Developing a successful brand, or indeed a range of successful brands, is a key corporate goal for many businesses. Not only can a good quality brand deliver high margins and consistent cashflow, it can also help a company to create a valuable “economic moat”. This refers to the ability of a business to maintain a competitive advantage over time, protect long-term profits and stop rivals from taking market share. As long as the moat doesn’t eventually dry up, companies that have pricing power through their brand names can prove to be good quality investments for the long term.

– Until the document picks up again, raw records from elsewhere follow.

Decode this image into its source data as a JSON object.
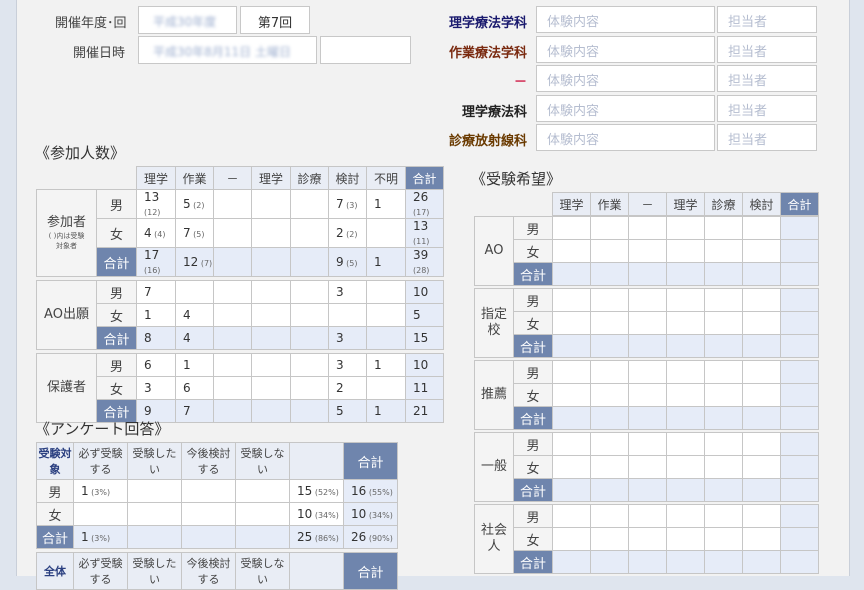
{
  "header": {
    "year_label": "開催年度･回",
    "year_value": "平成30年度",
    "round": "第7回",
    "date_label": "開催日時",
    "date_value": "平成30年8月11日 土曜日"
  },
  "departments": [
    {
      "name": "理学療法学科",
      "color": "#1a1a6e",
      "content_placeholder": "体験内容",
      "person_placeholder": "担当者"
    },
    {
      "name": "作業療法学科",
      "color": "#7a2a10",
      "content_placeholder": "体験内容",
      "person_placeholder": "担当者"
    },
    {
      "name": "－",
      "color": "#d0204a",
      "content_placeholder": "体験内容",
      "person_placeholder": "担当者"
    },
    {
      "name": "理学療法科",
      "color": "#222222",
      "content_placeholder": "体験内容",
      "person_placeholder": "担当者"
    },
    {
      "name": "診療放射線科",
      "color": "#6a3a00",
      "content_placeholder": "体験内容",
      "person_placeholder": "担当者"
    }
  ],
  "participants": {
    "title": "《参加人数》",
    "columns": [
      "理学",
      "作業",
      "－",
      "理学",
      "診療",
      "検討",
      "不明",
      "合計"
    ],
    "groups": [
      {
        "label": "参加者",
        "note": "( )内は受験",
        "note2": "対象者",
        "rows": [
          {
            "label": "男",
            "cells": [
              {
                "v": "13",
                "s": "(12)"
              },
              {
                "v": "5",
                "s": "(2)"
              },
              {
                "v": "",
                "s": ""
              },
              {
                "v": "",
                "s": ""
              },
              {
                "v": "",
                "s": ""
              },
              {
                "v": "7",
                "s": "(3)"
              },
              {
                "v": "1",
                "s": ""
              },
              {
                "v": "26",
                "s": "(17)"
              }
            ]
          },
          {
            "label": "女",
            "cells": [
              {
                "v": "4",
                "s": "(4)"
              },
              {
                "v": "7",
                "s": "(5)"
              },
              {
                "v": "",
                "s": ""
              },
              {
                "v": "",
                "s": ""
              },
              {
                "v": "",
                "s": ""
              },
              {
                "v": "2",
                "s": "(2)"
              },
              {
                "v": "",
                "s": ""
              },
              {
                "v": "13",
                "s": "(11)"
              }
            ]
          },
          {
            "label": "合計",
            "cells": [
              {
                "v": "17",
                "s": "(16)"
              },
              {
                "v": "12",
                "s": "(7)"
              },
              {
                "v": "",
                "s": ""
              },
              {
                "v": "",
                "s": ""
              },
              {
                "v": "",
                "s": ""
              },
              {
                "v": "9",
                "s": "(5)"
              },
              {
                "v": "1",
                "s": ""
              },
              {
                "v": "39",
                "s": "(28)"
              }
            ]
          }
        ]
      },
      {
        "label": "AO出願",
        "rows": [
          {
            "label": "男",
            "cells": [
              {
                "v": "7"
              },
              {
                "v": ""
              },
              {
                "v": ""
              },
              {
                "v": ""
              },
              {
                "v": ""
              },
              {
                "v": "3"
              },
              {
                "v": ""
              },
              {
                "v": "10"
              }
            ]
          },
          {
            "label": "女",
            "cells": [
              {
                "v": "1"
              },
              {
                "v": "4"
              },
              {
                "v": ""
              },
              {
                "v": ""
              },
              {
                "v": ""
              },
              {
                "v": ""
              },
              {
                "v": ""
              },
              {
                "v": "5"
              }
            ]
          },
          {
            "label": "合計",
            "cells": [
              {
                "v": "8"
              },
              {
                "v": "4"
              },
              {
                "v": ""
              },
              {
                "v": ""
              },
              {
                "v": ""
              },
              {
                "v": "3"
              },
              {
                "v": ""
              },
              {
                "v": "15"
              }
            ]
          }
        ]
      },
      {
        "label": "保護者",
        "rows": [
          {
            "label": "男",
            "cells": [
              {
                "v": "6"
              },
              {
                "v": "1"
              },
              {
                "v": ""
              },
              {
                "v": ""
              },
              {
                "v": ""
              },
              {
                "v": "3"
              },
              {
                "v": "1"
              },
              {
                "v": "10"
              }
            ]
          },
          {
            "label": "女",
            "cells": [
              {
                "v": "3"
              },
              {
                "v": "6"
              },
              {
                "v": ""
              },
              {
                "v": ""
              },
              {
                "v": ""
              },
              {
                "v": "2"
              },
              {
                "v": ""
              },
              {
                "v": "11"
              }
            ]
          },
          {
            "label": "合計",
            "cells": [
              {
                "v": "9"
              },
              {
                "v": "7"
              },
              {
                "v": ""
              },
              {
                "v": ""
              },
              {
                "v": ""
              },
              {
                "v": "5"
              },
              {
                "v": "1"
              },
              {
                "v": "21"
              }
            ]
          }
        ]
      }
    ]
  },
  "survey": {
    "title": "《アンケート回答》",
    "header": [
      "受験対象",
      "必ず受験する",
      "受験したい",
      "今後検討する",
      "受験しない",
      "",
      "合計"
    ],
    "rows": [
      {
        "label": "男",
        "cells": [
          {
            "v": "1",
            "s": "(3%)"
          },
          {
            "v": "",
            "s": ""
          },
          {
            "v": "",
            "s": ""
          },
          {
            "v": "",
            "s": ""
          },
          {
            "v": "15",
            "s": "(52%)"
          },
          {
            "v": "16",
            "s": "(55%)"
          }
        ]
      },
      {
        "label": "女",
        "cells": [
          {
            "v": "",
            "s": ""
          },
          {
            "v": "",
            "s": ""
          },
          {
            "v": "",
            "s": ""
          },
          {
            "v": "",
            "s": ""
          },
          {
            "v": "10",
            "s": "(34%)"
          },
          {
            "v": "10",
            "s": "(34%)"
          }
        ]
      },
      {
        "label": "合計",
        "cells": [
          {
            "v": "1",
            "s": "(3%)"
          },
          {
            "v": "",
            "s": ""
          },
          {
            "v": "",
            "s": ""
          },
          {
            "v": "",
            "s": ""
          },
          {
            "v": "25",
            "s": "(86%)"
          },
          {
            "v": "26",
            "s": "(90%)"
          }
        ]
      }
    ],
    "header2": [
      "全体",
      "必ず受験する",
      "受験したい",
      "今後検討する",
      "受験しない",
      "",
      "合計"
    ]
  },
  "exam_hope": {
    "title": "《受験希望》",
    "columns": [
      "理学",
      "作業",
      "－",
      "理学",
      "診療",
      "検討",
      "合計"
    ],
    "groups": [
      "AO",
      "指定校",
      "推薦",
      "一般",
      "社会人"
    ],
    "row_labels": [
      "男",
      "女",
      "合計"
    ]
  }
}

The ultimate sign of a successful brand is when consumers are willing to pay a premium price for a product over an otherwise identical alternative. Take paracetamol for example. A generic pack of 16 supermarket own brand tablets, presented in uninspiring packaging, can be picked up for as low as 19 pence. But, despite containing pretty much exactly the same ingredients, a colourful packet of well marketed Panadol pills can cost up to £2, around 10 times more than the generic version.
Because of this powerful effect it’s no wonder that investors, both amateur and professional, are attracted to companies with a variety of strong branded products.
Warren Buffett is famously a fan of buying and holding stakes in companies with a range of well known brands. Discussing the concept of the economic moat, in his 2007 letter to Berkshire Hathaway shareholders he commented, “…a formidable barrier such as a company being the low cost producer (GEICO, Costco) or possessing a powerful world-wide brand (Coca-Cola, Gillette, American Express) is essential for sustained success.”
In the UK too, a number of popular fund managers have a penchant for brand based investing. Nick Train’s Lindsell Train UK Equity fund (which has risen by 273% since launch in July 2006) is well-known for investing in consumer brands, some of its top holdings being drinks giant Diageo, conglomerate Unilever and Dutch brewer Heineken. Terry Smith’s Fundsmith Equity Fund (up 240% since launch in November 2010) has a US bias with holdings including the likes of Microsoft, Paypal and tobacco company Philip Morris.
But there’s no need to focus solely on blue-chip stocks when looking to implement a brand-based investment strategy. Here follows three small/mid cap companies which I believe have strong brands and currently provide good long-term opportunities for investors….